Reform or Expire: Don’t Renew the Existing Surveillance State
Reform or Expire: Don’t Renew the Existing Surveillance State - EFFector
In our 763rd issue:
After months of working toward a bill that would have brought modest but necessary reforms to Section 215 of the PATRIOT Act, efforts to advance and improve the bill have been suspended. With the March 15 expiration looming, this inaction gives the intelligence community and its allies in Congress the chance to propose a quick and easy solution: a full and clean reauthorization of the invasive surveillance powers continued in Section 215.
Schools are experimenting with the very same surveillance technologies that totalitarian governments use to surveil and abuse the rights of their citizens everywhere: online, offline, and on their phones. What does that mean? We are surveilling our students as if they were dissidents under an authoritarian regime.
Ethos Capital—the mysterious private equity firm trying to buy the .ORG domain registry-- responded last Friday with an announcement that its promises to limit price increases and establish a “stewardship council” would be written into the registry agreement.
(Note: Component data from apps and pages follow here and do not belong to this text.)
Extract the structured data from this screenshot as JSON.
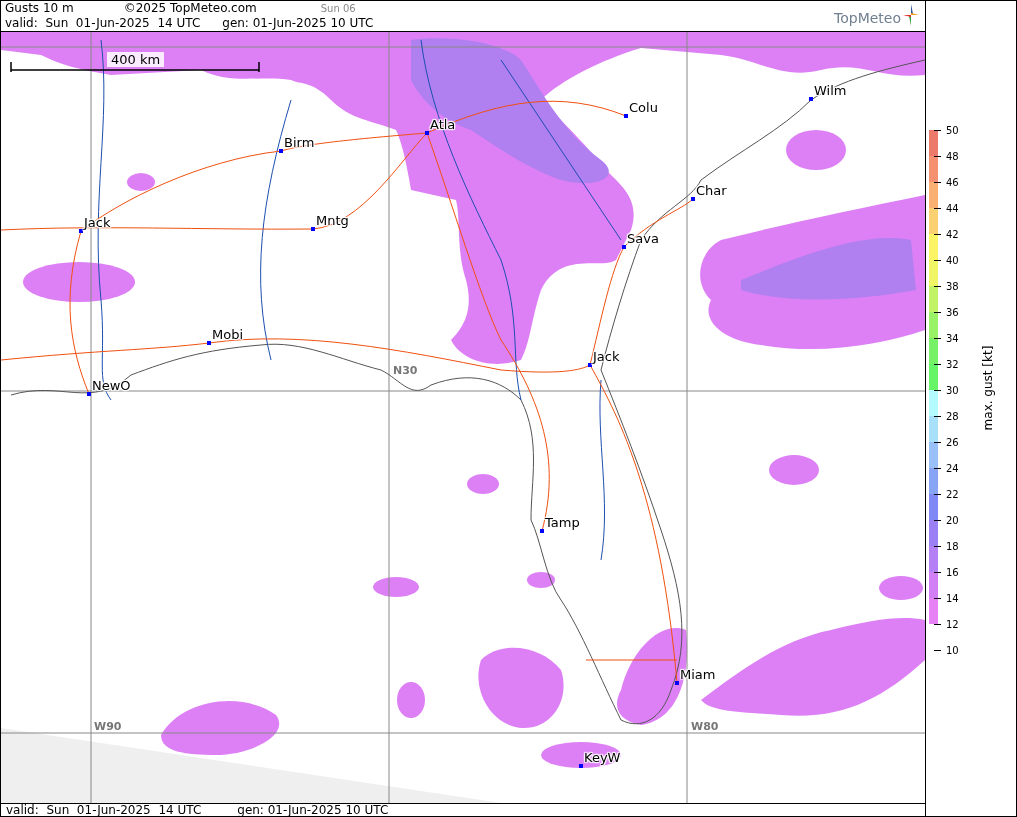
{
  "header": {
    "title": "Gusts 10 m",
    "copyright": "©2025 TopMeteo.com",
    "day": "Sun 06",
    "valid": "valid:  Sun  01-Jun-2025  14 UTC",
    "generated": "gen: 01-Jun-2025 10 UTC",
    "logo": "TopMeteo"
  },
  "map": {
    "scale": "400 km",
    "grid_labels": [
      "N30",
      "W90",
      "W80"
    ],
    "cities": [
      {
        "name": "Wilm"
      },
      {
        "name": "Colu"
      },
      {
        "name": "Atla"
      },
      {
        "name": "Birm"
      },
      {
        "name": "Char"
      },
      {
        "name": "Jack"
      },
      {
        "name": "Mntg"
      },
      {
        "name": "Sava"
      },
      {
        "name": "Mobi"
      },
      {
        "name": "Jack"
      },
      {
        "name": "NewO"
      },
      {
        "name": "Tamp"
      },
      {
        "name": "Miam"
      },
      {
        "name": "KeyW"
      }
    ]
  },
  "legend": {
    "title": "max. gust [kt]",
    "ticks": [
      "50",
      "48",
      "46",
      "44",
      "42",
      "40",
      "38",
      "36",
      "34",
      "32",
      "30",
      "28",
      "26",
      "24",
      "22",
      "20",
      "18",
      "16",
      "14",
      "12",
      "10"
    ],
    "bands": [
      {
        "color": "#ec7a6a"
      },
      {
        "color": "#f59070"
      },
      {
        "color": "#f9b070"
      },
      {
        "color": "#fbd070"
      },
      {
        "color": "#fbf566"
      },
      {
        "color": "#f0f566"
      },
      {
        "color": "#c2f266"
      },
      {
        "color": "#99f266"
      },
      {
        "color": "#77f266"
      },
      {
        "color": "#66f566"
      },
      {
        "color": "#b3fbff"
      },
      {
        "color": "#a8e0fa"
      },
      {
        "color": "#99c0f7"
      },
      {
        "color": "#88a5f5"
      },
      {
        "color": "#7f88f5"
      },
      {
        "color": "#9a7ff5"
      },
      {
        "color": "#b57ff5"
      },
      {
        "color": "#d27ff5"
      },
      {
        "color": "#e77ff5"
      }
    ]
  },
  "footer": {
    "valid": "valid:  Sun  01-Jun-2025  14 UTC",
    "generated": "gen: 01-Jun-2025 10 UTC"
  }
}
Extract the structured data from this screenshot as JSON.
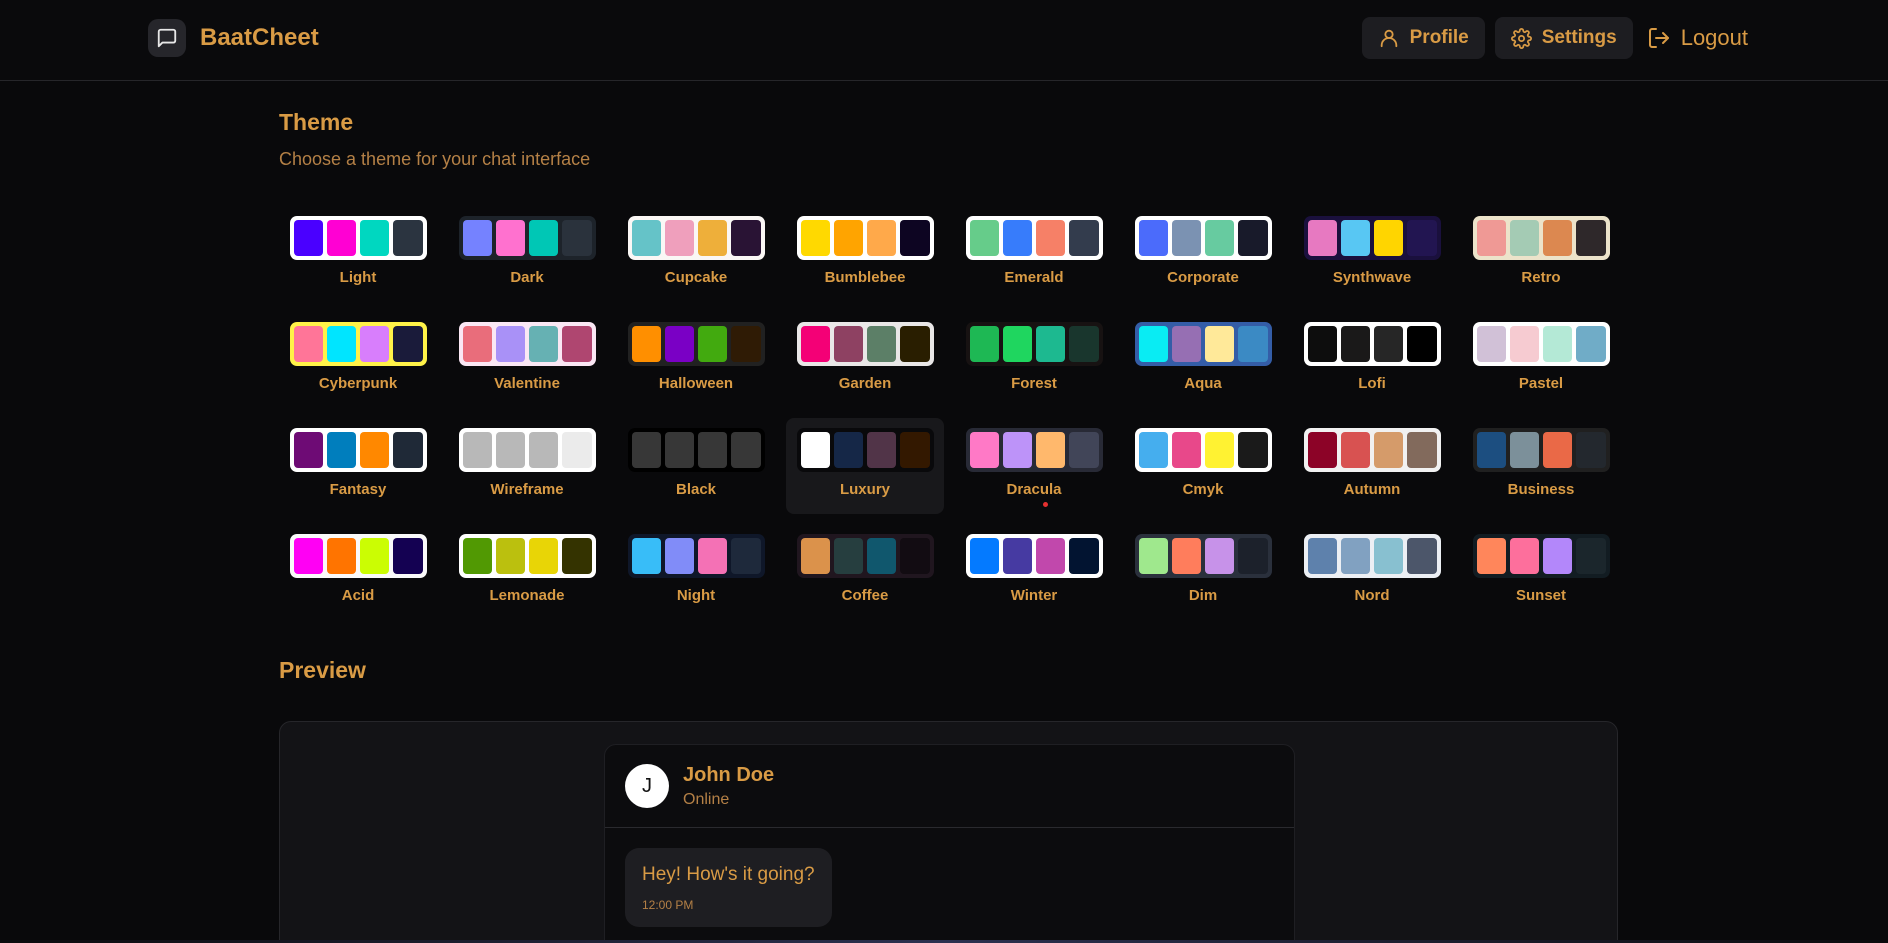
{
  "app": {
    "name": "BaatCheet"
  },
  "nav": {
    "profile": "Profile",
    "settings": "Settings",
    "logout": "Logout"
  },
  "theme": {
    "title": "Theme",
    "subtitle": "Choose a theme for your chat interface",
    "active": "Luxury",
    "items": [
      {
        "name": "Light",
        "bg": "#ffffff",
        "colors": [
          "#4a00ff",
          "#ff00d3",
          "#00d7c0",
          "#2b3440"
        ]
      },
      {
        "name": "Dark",
        "bg": "#1d232a",
        "colors": [
          "#7582ff",
          "#ff71cf",
          "#00c7b5",
          "#2a323c"
        ]
      },
      {
        "name": "Cupcake",
        "bg": "#faf7f5",
        "colors": [
          "#65c3c8",
          "#ef9fbc",
          "#eeaf3a",
          "#291334"
        ]
      },
      {
        "name": "Bumblebee",
        "bg": "#ffffff",
        "colors": [
          "#ffd900",
          "#ffa400",
          "#ffa94a",
          "#0d0522"
        ]
      },
      {
        "name": "Emerald",
        "bg": "#ffffff",
        "colors": [
          "#66cc8a",
          "#377cfb",
          "#f68067",
          "#333c4d"
        ]
      },
      {
        "name": "Corporate",
        "bg": "#ffffff",
        "colors": [
          "#4b6bfb",
          "#7b92b2",
          "#67cba0",
          "#181a2a"
        ]
      },
      {
        "name": "Synthwave",
        "bg": "#1a103d",
        "colors": [
          "#e779c1",
          "#58c7f3",
          "#ffd500",
          "#221551"
        ]
      },
      {
        "name": "Retro",
        "bg": "#ece3ca",
        "colors": [
          "#ef9995",
          "#a4cbb4",
          "#dc8850",
          "#2e282a"
        ]
      },
      {
        "name": "Cyberpunk",
        "bg": "#fff248",
        "colors": [
          "#ff7598",
          "#00e5ff",
          "#d87efc",
          "#1a1b3a"
        ]
      },
      {
        "name": "Valentine",
        "bg": "#fae7f4",
        "colors": [
          "#e96d7b",
          "#a991f7",
          "#66b1b3",
          "#af4670"
        ]
      },
      {
        "name": "Halloween",
        "bg": "#212121",
        "colors": [
          "#ff8f00",
          "#7a00c5",
          "#42aa0f",
          "#2f1b05"
        ]
      },
      {
        "name": "Garden",
        "bg": "#e9e7e7",
        "colors": [
          "#f40076",
          "#8e4162",
          "#5c7f67",
          "#291e00"
        ]
      },
      {
        "name": "Forest",
        "bg": "#171212",
        "colors": [
          "#1eb854",
          "#1fd65f",
          "#1db990",
          "#19362d"
        ]
      },
      {
        "name": "Aqua",
        "bg": "#345da7",
        "colors": [
          "#09ecf3",
          "#966fb3",
          "#ffe999",
          "#3b8ac4"
        ]
      },
      {
        "name": "Lofi",
        "bg": "#ffffff",
        "colors": [
          "#0d0d0d",
          "#1a1919",
          "#262626",
          "#000000"
        ]
      },
      {
        "name": "Pastel",
        "bg": "#ffffff",
        "colors": [
          "#d1c1d7",
          "#f6cbd1",
          "#b4e9d6",
          "#70acc7"
        ]
      },
      {
        "name": "Fantasy",
        "bg": "#ffffff",
        "colors": [
          "#6e0b75",
          "#007ebd",
          "#ff8800",
          "#1f2937"
        ]
      },
      {
        "name": "Wireframe",
        "bg": "#ffffff",
        "colors": [
          "#b8b8b8",
          "#b8b8b8",
          "#b8b8b8",
          "#ebebeb"
        ]
      },
      {
        "name": "Black",
        "bg": "#000000",
        "colors": [
          "#373737",
          "#373737",
          "#373737",
          "#373737"
        ]
      },
      {
        "name": "Luxury",
        "bg": "#09090b",
        "colors": [
          "#ffffff",
          "#152747",
          "#513448",
          "#331800"
        ]
      },
      {
        "name": "Dracula",
        "bg": "#282a36",
        "colors": [
          "#ff79c6",
          "#bd93f9",
          "#ffb86c",
          "#414558"
        ]
      },
      {
        "name": "Cmyk",
        "bg": "#ffffff",
        "colors": [
          "#45aeee",
          "#e8488a",
          "#fff232",
          "#1a1a1a"
        ]
      },
      {
        "name": "Autumn",
        "bg": "#f1f1f1",
        "colors": [
          "#8c0327",
          "#d85251",
          "#d59b6a",
          "#826a5c"
        ]
      },
      {
        "name": "Business",
        "bg": "#202020",
        "colors": [
          "#1c4e80",
          "#7c909a",
          "#ea6947",
          "#23282e"
        ]
      },
      {
        "name": "Acid",
        "bg": "#fafafa",
        "colors": [
          "#ff00f4",
          "#ff7400",
          "#cbfd03",
          "#140152"
        ]
      },
      {
        "name": "Lemonade",
        "bg": "#ffffff",
        "colors": [
          "#519903",
          "#bbc00e",
          "#e8d506",
          "#343300"
        ]
      },
      {
        "name": "Night",
        "bg": "#0f1729",
        "colors": [
          "#38bdf8",
          "#818cf8",
          "#f471b5",
          "#1e293b"
        ]
      },
      {
        "name": "Coffee",
        "bg": "#20161f",
        "colors": [
          "#db924b",
          "#263e3f",
          "#10576d",
          "#120c12"
        ]
      },
      {
        "name": "Winter",
        "bg": "#ffffff",
        "colors": [
          "#047aff",
          "#463aa2",
          "#c148ac",
          "#021431"
        ]
      },
      {
        "name": "Dim",
        "bg": "#2a303c",
        "colors": [
          "#9fe88d",
          "#ff7d5c",
          "#c792e9",
          "#1c212b"
        ]
      },
      {
        "name": "Nord",
        "bg": "#eceff4",
        "colors": [
          "#5e81ac",
          "#81a1c1",
          "#88c0d0",
          "#4c566a"
        ]
      },
      {
        "name": "Sunset",
        "bg": "#121c22",
        "colors": [
          "#ff865b",
          "#fd6f9c",
          "#b387fa",
          "#1b262c"
        ]
      }
    ]
  },
  "preview": {
    "title": "Preview",
    "contact": {
      "initial": "J",
      "name": "John Doe",
      "status": "Online"
    },
    "message": {
      "text": "Hey! How's it going?",
      "time": "12:00 PM"
    }
  },
  "colors": {
    "accent": "#d99b45",
    "background": "#09090b"
  }
}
But Ethos’s weak commitments don’t really address the NGO community’s concerns.
There’s a new and serious threat to both free speech and security online. Under a draft bill that Bloomberg News recently leaked, the Attorney General could unilaterally dictate how online platforms and services must operate. The Graham-Blumenthal proposal is anti-speech, anti-security, and anti-innovation. Congress must reject it.
Without the Digital Millennium Copyright Act, many of the services on which we rely—big and small, commercial and noncommercial—would not exist. At the same time, the DMCA has encouraged private censorship and hampered privacy, security, and competition.
Amazon’s surveillance doorbell company Ring has announced extra layers of security and control for users after a wave of backlash from civil liberties and cyber security organizations like EFF and Mozilla. However, these new technical reforms do nothing to address the larger issue of a massive remote-accessible camera network blanketing neighborhoods.
After a nearly two-year wait, Facebook has finally started rolling out its Off-Facebook Activity tool (originally introduced as “Clear History”). This is a good step for Facebook to take, and we hope it pushes other companies to follow suit. That said, it's an incomplete measure, not least because we know that most users are unlikely to dig into and change their settings.
Twitter has publicly disclosed a security “incident” that points to long-standing problems with how the service handles phone numbers. The best way for Twitter to protect its users is to minimize the number of accounts with phone numbers tied to them, and make it clear to users when and how those numbers might be exposed. That’s why Twitter needs to stop pressuring users to add their phone numbers to their profiles and stop making those phone numbers discoverable by default.
EFF is seeking a Director of Technology Projects to help lead our team of ethical technologists in defending encryption, outwitting censorship, and coding a better digital future. This is a senior leadership role within EFF, and will help guide the organization in charting its overall external technical strategy.
In this five-minute video with EFF’s Cooper Quintin, learn how secure messaging works and how a bad actor can trick someone into giving their security away.
More than 70 cities have adopted parts of the Mobility Data Specification developed by the Los Angeles Department of Transportation and its Open Mobility Foundation partners. Partners include Lacuna, a venture capital-backed start-up poised to profit from the specification, while the privacy and safety of city residents remain at risk.
In a TED talk, EFF Cybersecurity Director Eva Galperin describes the horrifying realm of stalkerware, a type of software abusers use to spy on their victims’ devices: "Full access to a person's phone is the next best thing to full access to a person's mind.”